An extra book, just because I was slack in writing them up. Not actually a U2 biography although they turn up a fair amount, because this is the autobiography of their less successful schoolmate. The book is extremely entertaining in it’s own right, as much because the author is quite willing to admit to his failings, so this does feel like an honest account of what it’s like to have your mates succeed on a staggering scale while your own career goes nowhere. (Well, not nowhere – he’s done alright as a journo, after all, but it’s not what he started out aiming for.)

U2 and Bono come out of it quite well, although there’s enough about their failings (their brief dalliance with a really bizarre Irish Christian cult, for example) to make me think that it’s actually quite accurate about them, and it’s interesting to see that Bono may be rather more self aware than he generally appears in the media.

I got this one free off Dave when he headed off to parts Amerikan, and to be quite honest, as much as I enjoyed it, I’m not sure I’d have felt it was worth it had I paid money for it. Amusing, but *very* light.

Music: At San Quentin / At Folsom Prison by Johnny Cash

Well, yeah. Two classic Johnny Cash albums, that are very deservedly classics. Should have bought them a lot sooner. Don’t know what else there is to say – you probably know yourself whether you like Cash or not already. If you don’t, well, get these and make your mind up.

(I’m cheating a little with the music – I actually went two weeks without buying any new music, but then I fell into Fopp by mistake, and bought 4 CDs the other day.)

[Book and Album reviews] Week 7

Very short reviews this week.

Book : Stop Stealing Sheep and Find Out How Type Works by Erik Spiekermann

A book on typography. Not really easy to review, but if, like me, you want a basic primer on type, you could do a lot worse. Short, clear and to the point.

Music: O2 by Son Of Dave

Mutant blues and beatboxing. It worked for Tom Waits, and it works here for Son of Dave. Really enjoying this one. It’s not Waits – it’s much closer to traditinoal blues, and lacks Wait’s voice and songwriting, but I’d still suggest that if you liked Real Gone, you give this a listen. (Available via Emusic, for those with accounts.)

[Book and Album reviews] Week 6

This week’s book: Emergency Sex (and Other Desperate Measures): True Stories from a War Zone by Kenneth Cain , Heidi Postlewait and Andrew Thomson

One I nicked of Dave when the AOL mothership took him to parts strange and alien. I loved this, bleak and depressing though it was. By the end of the first section of the book, I was ready to quit my job, and go off and do something worthwhile to improve people’s live in some godforsaken part of the world.
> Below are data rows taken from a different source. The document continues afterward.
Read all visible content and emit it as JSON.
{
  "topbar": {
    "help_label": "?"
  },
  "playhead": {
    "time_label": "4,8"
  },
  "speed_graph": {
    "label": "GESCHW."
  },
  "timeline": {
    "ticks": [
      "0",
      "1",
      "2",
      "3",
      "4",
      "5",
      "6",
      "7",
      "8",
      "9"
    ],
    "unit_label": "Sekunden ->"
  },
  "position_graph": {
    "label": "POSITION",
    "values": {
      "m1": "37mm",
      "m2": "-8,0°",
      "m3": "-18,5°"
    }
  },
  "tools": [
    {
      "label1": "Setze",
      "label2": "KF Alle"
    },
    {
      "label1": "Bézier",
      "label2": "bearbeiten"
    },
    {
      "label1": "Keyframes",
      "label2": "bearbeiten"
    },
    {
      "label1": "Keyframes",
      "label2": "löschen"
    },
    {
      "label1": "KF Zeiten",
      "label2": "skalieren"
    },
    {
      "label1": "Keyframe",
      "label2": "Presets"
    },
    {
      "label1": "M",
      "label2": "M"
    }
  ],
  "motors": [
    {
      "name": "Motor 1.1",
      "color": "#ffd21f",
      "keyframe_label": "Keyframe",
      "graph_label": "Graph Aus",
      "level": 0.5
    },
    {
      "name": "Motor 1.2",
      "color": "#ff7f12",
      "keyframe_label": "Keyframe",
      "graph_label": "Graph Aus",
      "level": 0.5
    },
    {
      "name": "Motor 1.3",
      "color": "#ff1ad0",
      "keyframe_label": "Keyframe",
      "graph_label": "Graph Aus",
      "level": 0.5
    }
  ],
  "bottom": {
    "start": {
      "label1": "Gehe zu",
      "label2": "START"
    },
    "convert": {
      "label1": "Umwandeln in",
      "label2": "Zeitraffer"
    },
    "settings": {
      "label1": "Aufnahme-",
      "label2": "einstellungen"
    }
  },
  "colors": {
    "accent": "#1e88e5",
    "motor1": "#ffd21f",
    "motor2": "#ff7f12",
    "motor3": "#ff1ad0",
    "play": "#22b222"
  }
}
By the end of it, I just couldn’t imagine being able to go through the kind of stuff that the book’s three authors did. There’s still the nagging sebnse that I ought to try anyway, but my sense of enthusiasm for it is completely gone. It’s a stinging crtique of US foreign policy in the final years of (and post) Clinton’s presidency – an account of a moment where it looked like the world’s only superpower was going to step up to it’s responsibilities, only to turn tail and run from an armed streetgang that got lucky. It’s an indictment of UN beauacracy and incompetence.

It’s well worth the time it takes to read it.

This week’s music: Some Loud Thunder by Clap Your Hands Say Yeah

I seem to be doing a one-week-hit, one-week-miss with these reviews. I quite liked this one, but I don’t seem myself listening to it a lot. Lots of bits of tracks I liked quite a lot, but as whole it didn’t really make that much impact on me. Dunno. Maybe it’ll grow on me, it kind of has that “maybe I haven’t approached it in the right frame of mind” feeling to it. Doesn’t help that I find the singer’s voice a bit annoying, though.